╭─ Supplied records
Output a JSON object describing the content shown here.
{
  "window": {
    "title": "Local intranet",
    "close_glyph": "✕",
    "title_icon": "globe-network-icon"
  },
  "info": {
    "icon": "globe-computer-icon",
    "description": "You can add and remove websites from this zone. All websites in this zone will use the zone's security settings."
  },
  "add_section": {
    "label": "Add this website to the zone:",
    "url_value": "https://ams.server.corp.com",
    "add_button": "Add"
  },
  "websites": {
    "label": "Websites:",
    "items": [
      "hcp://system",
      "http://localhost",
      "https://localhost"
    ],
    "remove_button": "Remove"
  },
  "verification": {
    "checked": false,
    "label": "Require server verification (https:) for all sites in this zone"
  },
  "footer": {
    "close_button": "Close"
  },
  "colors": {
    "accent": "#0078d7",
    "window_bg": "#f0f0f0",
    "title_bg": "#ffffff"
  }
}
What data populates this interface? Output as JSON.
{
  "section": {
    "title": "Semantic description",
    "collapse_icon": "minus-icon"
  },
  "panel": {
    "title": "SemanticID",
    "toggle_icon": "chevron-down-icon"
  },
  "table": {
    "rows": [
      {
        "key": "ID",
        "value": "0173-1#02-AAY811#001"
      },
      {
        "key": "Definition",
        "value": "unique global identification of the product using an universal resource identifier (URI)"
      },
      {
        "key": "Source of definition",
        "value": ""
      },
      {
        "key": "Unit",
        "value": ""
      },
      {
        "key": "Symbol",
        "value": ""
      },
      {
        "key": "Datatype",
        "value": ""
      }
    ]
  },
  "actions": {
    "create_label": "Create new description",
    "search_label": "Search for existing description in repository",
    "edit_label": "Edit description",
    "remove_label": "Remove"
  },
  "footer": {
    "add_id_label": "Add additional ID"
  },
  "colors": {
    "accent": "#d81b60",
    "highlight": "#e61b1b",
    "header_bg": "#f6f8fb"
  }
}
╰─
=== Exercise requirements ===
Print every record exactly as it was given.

=== Reply ===
Output a JSON object describing the content shown here.
{
  "window": {
    "title": "Local intranet",
    "close_glyph": "✕",
    "title_icon": "globe-network-icon"
  },
  "info": {
    "icon": "globe-computer-icon",
    "description": "You can add and remove websites from this zone. All websites in this zone will use the zone's security settings."
  },
  "add_section": {
    "label": "Add this website to the zone:",
    "url_value": "https://ams.server.corp.com",
    "add_button": "Add"
  },
  "websites": {
    "label": "Websites:",
    "items": [
      "hcp://system",
      "http://localhost",
      "https://localhost"
    ],
    "remove_button": "Remove"
  },
  "verification": {
    "checked": false,
    "label": "Require server verification (https:) for all sites in this zone"
  },
  "footer": {
    "close_button": "Close"
  },
  "colors": {
    "accent": "#0078d7",
    "window_bg": "#f0f0f0",
    "title_bg": "#ffffff"
  }
}
What data populates this interface? Output as JSON.
{
  "section": {
    "title": "Semantic description",
    "collapse_icon": "minus-icon"
  },
  "panel": {
    "title": "SemanticID",
    "toggle_icon": "chevron-down-icon"
  },
  "table": {
    "rows": [
      {
        "key": "ID",
        "value": "0173-1#02-AAY811#001"
      },
      {
        "key": "Definition",
        "value": "unique global identification of the product using an universal resource identifier (URI)"
      },
      {
        "key": "Source of definition",
        "value": ""
      },
      {
        "key": "Unit",
        "value": ""
      },
      {
        "key": "Symbol",
        "value": ""
      },
      {
        "key": "Datatype",
        "value": ""
      }
    ]
  },
  "actions": {
    "create_label": "Create new description",
    "search_label": "Search for existing description in repository",
    "edit_label": "Edit description",
    "remove_label": "Remove"
  },
  "footer": {
    "add_id_label": "Add additional ID"
  },
  "colors": {
    "accent": "#d81b60",
    "highlight": "#e61b1b",
    "header_bg": "#f6f8fb"
  }
}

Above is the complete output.